We talk a lot about the need for massive doses of understanding, learning and tolerance to ease some of the tensions in our world and to build effective bridges between cultures. Indeed, that is what the Dialogue Cafe venture is all about. But in the end, you build bridges between cultures by nurturing connections between people. In fact, it’s the only way to make change happen and to make it stick. What we saw last week in Amsterdam was a powerful illustration of how that works in practice, one lively, engaging and provocative conversation at a time.
And the quality and impact of both sessions motivated their own consequences, with energetic agreement by those involved to come together in a couple of months to keep the discussion going, to learn more and to look for ways to support the “spring” reforms in the Middle East and, just as importantly, to put the lessons being learned about the power of co-creating democratic change to good use for all of us.
Powerful stuff indeed…
By Martin Stewart-Weeks
Technology and social media are tools for ‘co-creation’ – they enable people to come together and collaborate in new and different ways. Nowhere has the power of social media been more strongly felt than in North Africa and the Middle East. In the last few months, students, protestors and activists have been making use of social media tools and platforms – such as Facebook, Twitter and YouTube – to organise themselves, call for change and disseminate information about what has been happening across the region.
In this way, social media enabled a revolution – but could it enable a democracy?
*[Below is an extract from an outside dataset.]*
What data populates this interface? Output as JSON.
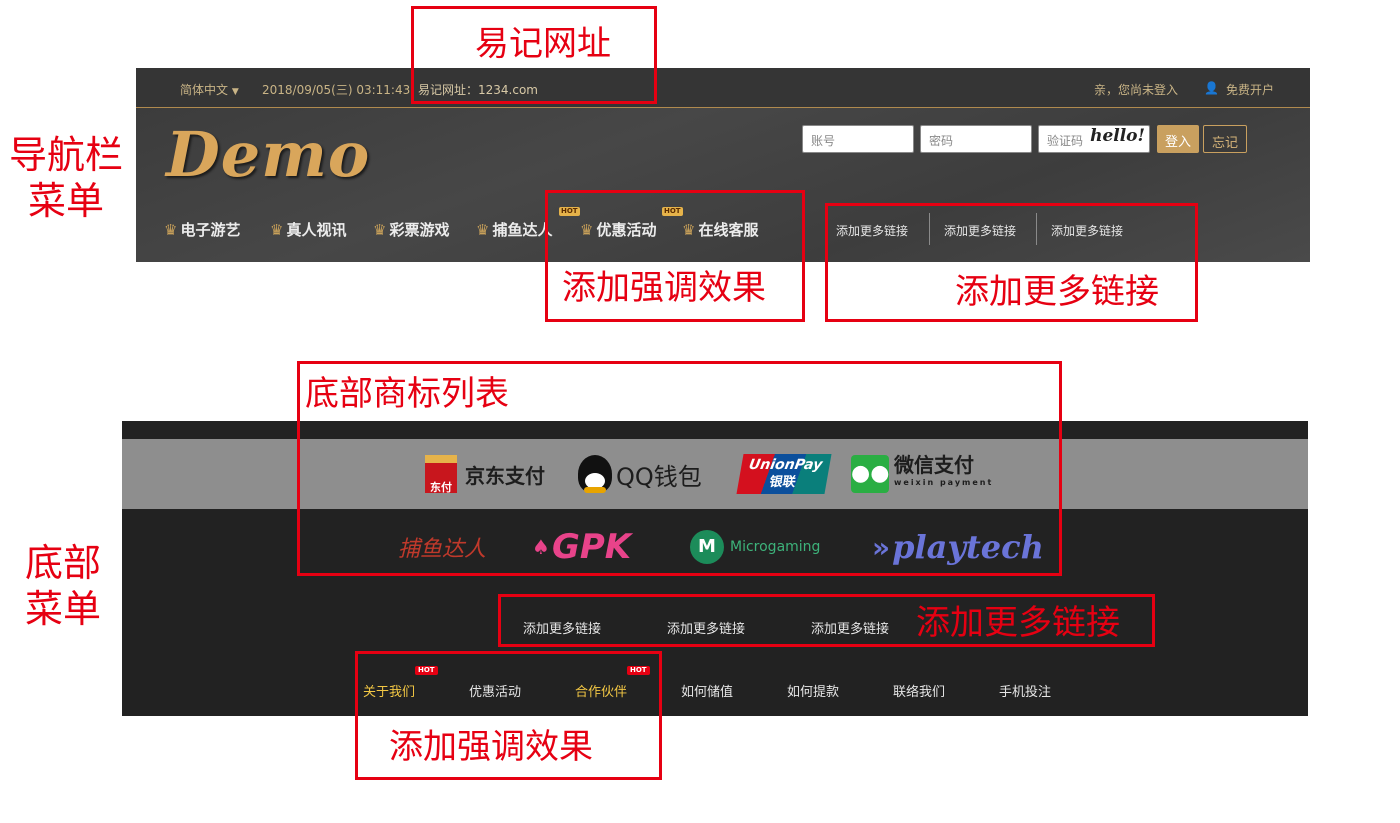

Can social media and other technologies be used to co-create a democracy and strengthen civic society? How can social media and other technologies be used to support government “by” and “with” the people and not just “for” the people? What are the key challenges facing the transition to democracy can these be overcome through citizen engagement?
These are some of the challenges and issues we discussed at Dialogue CafĂ© on the 24th and 25th May in the two sessions we organised as part of the SIX Spring School 2011.
In Cairo we were joined by, amongst others, Tarek Osman who talked about the longer-term social, economic and political factors, which contributed to the revolution. See here for his article on the subject and here for his latest article on sectarianism in Egypt.
In Lisbon we were joined by President Jorge Sampaio, High Representative for the United Nations Alliance of Civilizations and journalists Pedro Lomba and Bruno Faria Lopes. In Doha, we were joined by Yomna Taher and Ahmed Ashour from Al Jazeera Talk and students from the Georgetown University School of Foreign Service in Qatar in Doha. In Rio we were joined by Mayra JucĂˇ from Viva Rio and Oona Castro from OvermundoLab and in Amsterdam we were joined by Thomas Loudon and Arend Jan van den Beld, founders of the VJ Movement, a global community for journalists and citizen journalists.